Excluding images, repeat the data exactly as given.

----- TASK DATA -----

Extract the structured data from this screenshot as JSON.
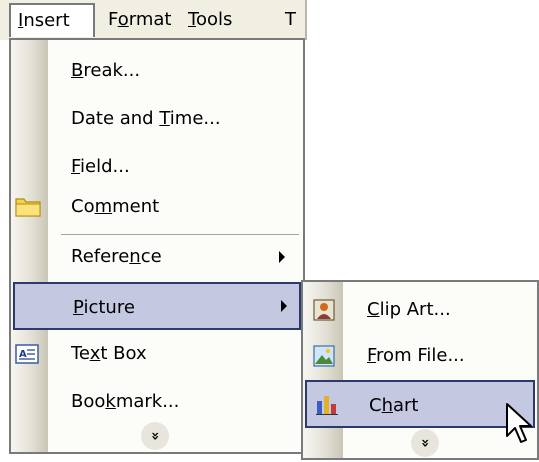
{
  "menubar": {
    "items": [
      {
        "key": "I",
        "rest": "nsert"
      },
      {
        "pre": "F",
        "key": "o",
        "rest": "rmat"
      },
      {
        "key": "T",
        "rest": "ools"
      },
      {
        "rest": "T"
      }
    ]
  },
  "insert_menu": {
    "break": {
      "key": "B",
      "rest": "reak..."
    },
    "date_time": {
      "pre": "Date and ",
      "key": "T",
      "rest": "ime..."
    },
    "field": {
      "key": "F",
      "rest": "ield..."
    },
    "comment": {
      "pre": "Co",
      "key": "m",
      "rest": "ment"
    },
    "reference": {
      "pre": "Refere",
      "key": "n",
      "rest": "ce"
    },
    "picture": {
      "key": "P",
      "rest": "icture"
    },
    "text_box": {
      "pre": "Te",
      "key": "x",
      "rest": "t Box"
    },
    "bookmark": {
      "pre": "Boo",
      "key": "k",
      "rest": "mark..."
    },
    "expand_glyph": "»"
  },
  "picture_submenu": {
    "clip_art": {
      "key": "C",
      "rest": "lip Art..."
    },
    "from_file": {
      "key": "F",
      "rest": "rom File..."
    },
    "chart": {
      "pre": "C",
      "key": "h",
      "rest": "art"
    },
    "expand_glyph": "»"
  },
  "colors": {
    "highlight": "#c4c8e1",
    "highlight_border": "#2d3a6e",
    "menubar": "#f1efe2"
  }
}
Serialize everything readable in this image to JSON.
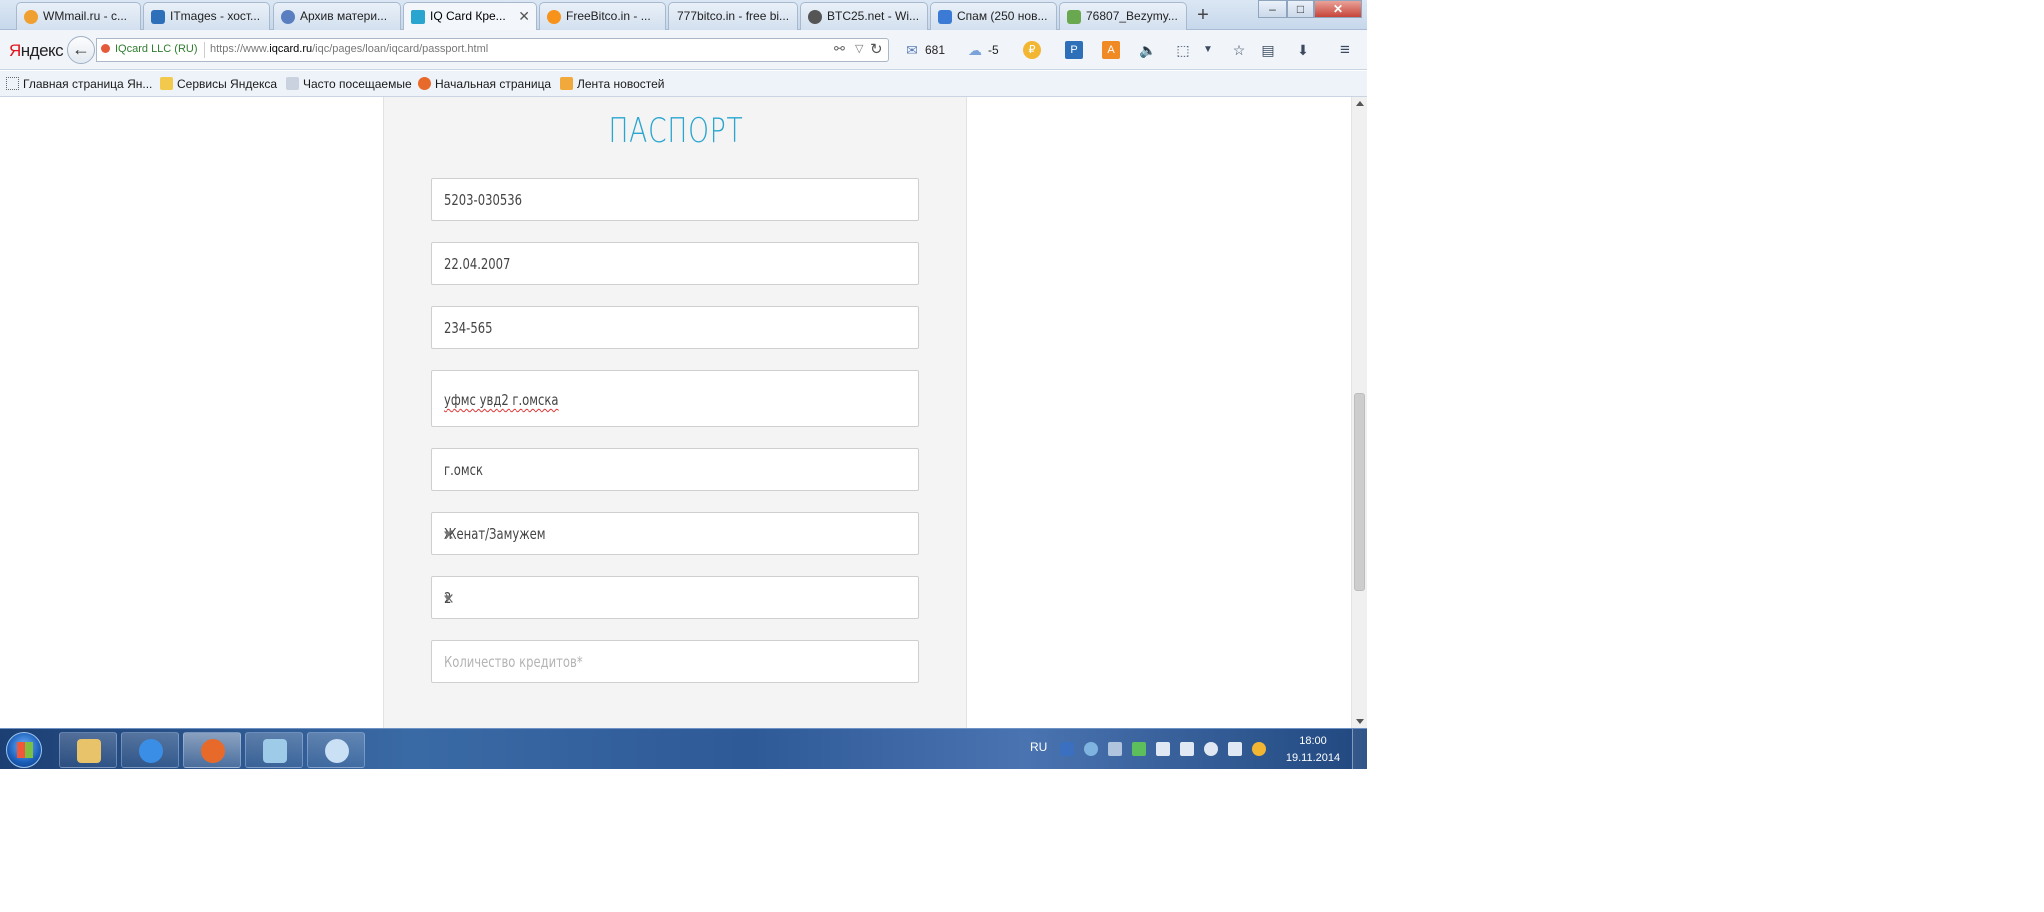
{
  "browser": {
    "tabs": [
      {
        "label": "WMmail.ru - с...",
        "icon_color": "#f0a030"
      },
      {
        "label": "ITmages - хост...",
        "icon_color": "#2d6fb8"
      },
      {
        "label": "Архив матери...",
        "icon_color": "#5a7fc0"
      },
      {
        "label": "IQ Card Кре...",
        "icon_color": "#2aa5cf",
        "active": true
      },
      {
        "label": "FreeBitco.in - ...",
        "icon_color": "#f7931a"
      },
      {
        "label": "777bitco.in - free bi...",
        "icon_color": "#d9d9d9"
      },
      {
        "label": "BTC25.net - Wi...",
        "icon_color": "#555555"
      },
      {
        "label": "Спам (250 нов...",
        "icon_color": "#3b7bd6"
      },
      {
        "label": "76807_Bezymy...",
        "icon_color": "#6aa84f"
      }
    ],
    "new_tab": "+",
    "window_buttons": {
      "minimize": "–",
      "maximize": "□",
      "close": "✕"
    },
    "nav": {
      "yandex_logo_first": "Я",
      "yandex_logo_rest": "ндекс",
      "site_identity": "IQcard LLC (RU)",
      "url_prefix": "https://www.",
      "url_domain": "iqcard.ru",
      "url_path": "/iqc/pages/loan/iqcard/passport.html",
      "mail_count": "681",
      "weather": "-5"
    },
    "bookmarks": [
      {
        "label": "Главная страница Ян...",
        "icon_color": "#ffffff"
      },
      {
        "label": "Сервисы Яндекса",
        "icon_color": "#f2c94c"
      },
      {
        "label": "Часто посещаемые",
        "icon_color": "#9aa7b8"
      },
      {
        "label": "Начальная страница",
        "icon_color": "#e86a2b"
      },
      {
        "label": "Лента новостей",
        "icon_color": "#f2a93b"
      }
    ]
  },
  "page": {
    "title": "ПАСПОРТ",
    "fields": [
      {
        "value": "5203-030536"
      },
      {
        "value": "22.04.2007"
      },
      {
        "value": "234-565"
      },
      {
        "value": "уфмс увд2 г.омска"
      },
      {
        "value": "г.омск"
      }
    ],
    "marital_status": {
      "value": "Женат/Замужем",
      "clear": "×"
    },
    "dependents": {
      "value": "2",
      "clear": "×"
    },
    "credits_count": {
      "placeholder": "Количество кредитов*"
    }
  },
  "taskbar": {
    "language": "RU",
    "time": "18:00",
    "date": "19.11.2014"
  },
  "colors": {
    "accent": "#2aa5cf",
    "taskbar": "#2e5a97",
    "form_bg": "#f4f4f4"
  }
}
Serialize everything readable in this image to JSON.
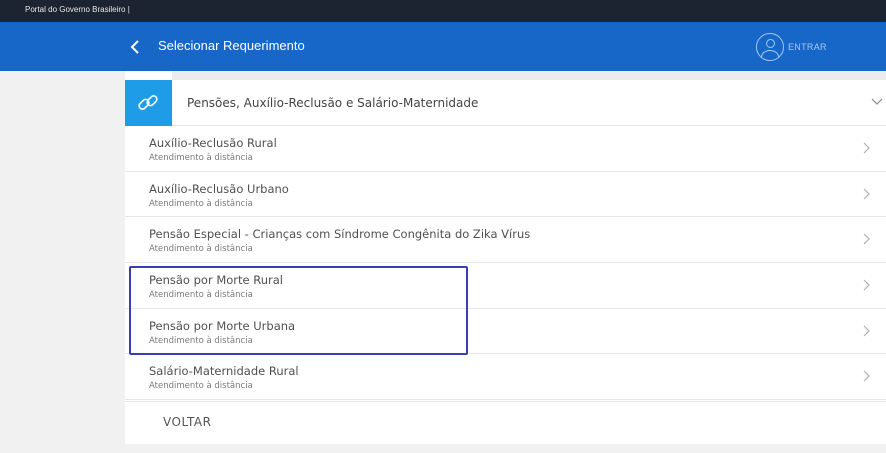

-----

=== RESULT OF THE TASK ===
Extract the structured data from this screenshot as JSON.
{
  "menubar": {
    "items": [
      {
        "key": "I",
        "rest": "nsert"
      },
      {
        "pre": "F",
        "key": "o",
        "rest": "rmat"
      },
      {
        "key": "T",
        "rest": "ools"
      },
      {
        "rest": "T"
      }
    ]
  },
  "insert_menu": {
    "break": {
      "key": "B",
      "rest": "reak..."
    },
    "date_time": {
      "pre": "Date and ",
      "key": "T",
      "rest": "ime..."
    },
    "field": {
      "key": "F",
      "rest": "ield..."
    },
    "comment": {
      "pre": "Co",
      "key": "m",
      "rest": "ment"
    },
    "reference": {
      "pre": "Refere",
      "key": "n",
      "rest": "ce"
    },
    "picture": {
      "key": "P",
      "rest": "icture"
    },
    "text_box": {
      "pre": "Te",
      "key": "x",
      "rest": "t Box"
    },
    "bookmark": {
      "pre": "Boo",
      "key": "k",
      "rest": "mark..."
    },
    "expand_glyph": "»"
  },
  "picture_submenu": {
    "clip_art": {
      "key": "C",
      "rest": "lip Art..."
    },
    "from_file": {
      "key": "F",
      "rest": "rom File..."
    },
    "chart": {
      "pre": "C",
      "key": "h",
      "rest": "art"
    },
    "expand_glyph": "»"
  },
  "colors": {
    "highlight": "#c4c8e1",
    "highlight_border": "#2d3a6e",
    "menubar": "#f1efe2"
  }
}
Serialize everything readable in this image to JSON.
{
  "browser": {
    "tabs": [
      {
        "label": "WMmail.ru - с...",
        "icon_color": "#f0a030"
      },
      {
        "label": "ITmages - хост...",
        "icon_color": "#2d6fb8"
      },
      {
        "label": "Архив матери...",
        "icon_color": "#5a7fc0"
      },
      {
        "label": "IQ Card Кре...",
        "icon_color": "#2aa5cf",
        "active": true
      },
      {
        "label": "FreeBitco.in - ...",
        "icon_color": "#f7931a"
      },
      {
        "label": "777bitco.in - free bi...",
        "icon_color": "#d9d9d9"
      },
      {
        "label": "BTC25.net - Wi...",
        "icon_color": "#555555"
      },
      {
        "label": "Спам (250 нов...",
        "icon_color": "#3b7bd6"
      },
      {
        "label": "76807_Bezymy...",
        "icon_color": "#6aa84f"
      }
    ],
    "new_tab": "+",
    "window_buttons": {
      "minimize": "–",
      "maximize": "□",
      "close": "✕"
    },
    "nav": {
      "yandex_logo_first": "Я",
      "yandex_logo_rest": "ндекс",
      "site_identity": "IQcard LLC (RU)",
      "url_prefix": "https://www.",
      "url_domain": "iqcard.ru",
      "url_path": "/iqc/pages/loan/iqcard/passport.html",
      "mail_count": "681",
      "weather": "-5"
    },
    "bookmarks": [
      {
        "label": "Главная страница Ян...",
        "icon_color": "#ffffff"
      },
      {
        "label": "Сервисы Яндекса",
        "icon_color": "#f2c94c"
      },
      {
        "label": "Часто посещаемые",
        "icon_color": "#9aa7b8"
      },
      {
        "label": "Начальная страница",
        "icon_color": "#e86a2b"
      },
      {
        "label": "Лента новостей",
        "icon_color": "#f2a93b"
      }
    ]
  },
  "page": {
    "title": "ПАСПОРТ",
    "fields": [
      {
        "value": "5203-030536"
      },
      {
        "value": "22.04.2007"
      },
      {
        "value": "234-565"
      },
      {
        "value": "уфмс увд2 г.омска"
      },
      {
        "value": "г.омск"
      }
    ],
    "marital_status": {
      "value": "Женат/Замужем",
      "clear": "×"
    },
    "dependents": {
      "value": "2",
      "clear": "×"
    },
    "credits_count": {
      "placeholder": "Количество кредитов*"
    }
  },
  "taskbar": {
    "language": "RU",
    "time": "18:00",
    "date": "19.11.2014"
  },
  "colors": {
    "accent": "#2aa5cf",
    "taskbar": "#2e5a97",
    "form_bg": "#f4f4f4"
  }
}
Serialize everything readable in this image to JSON.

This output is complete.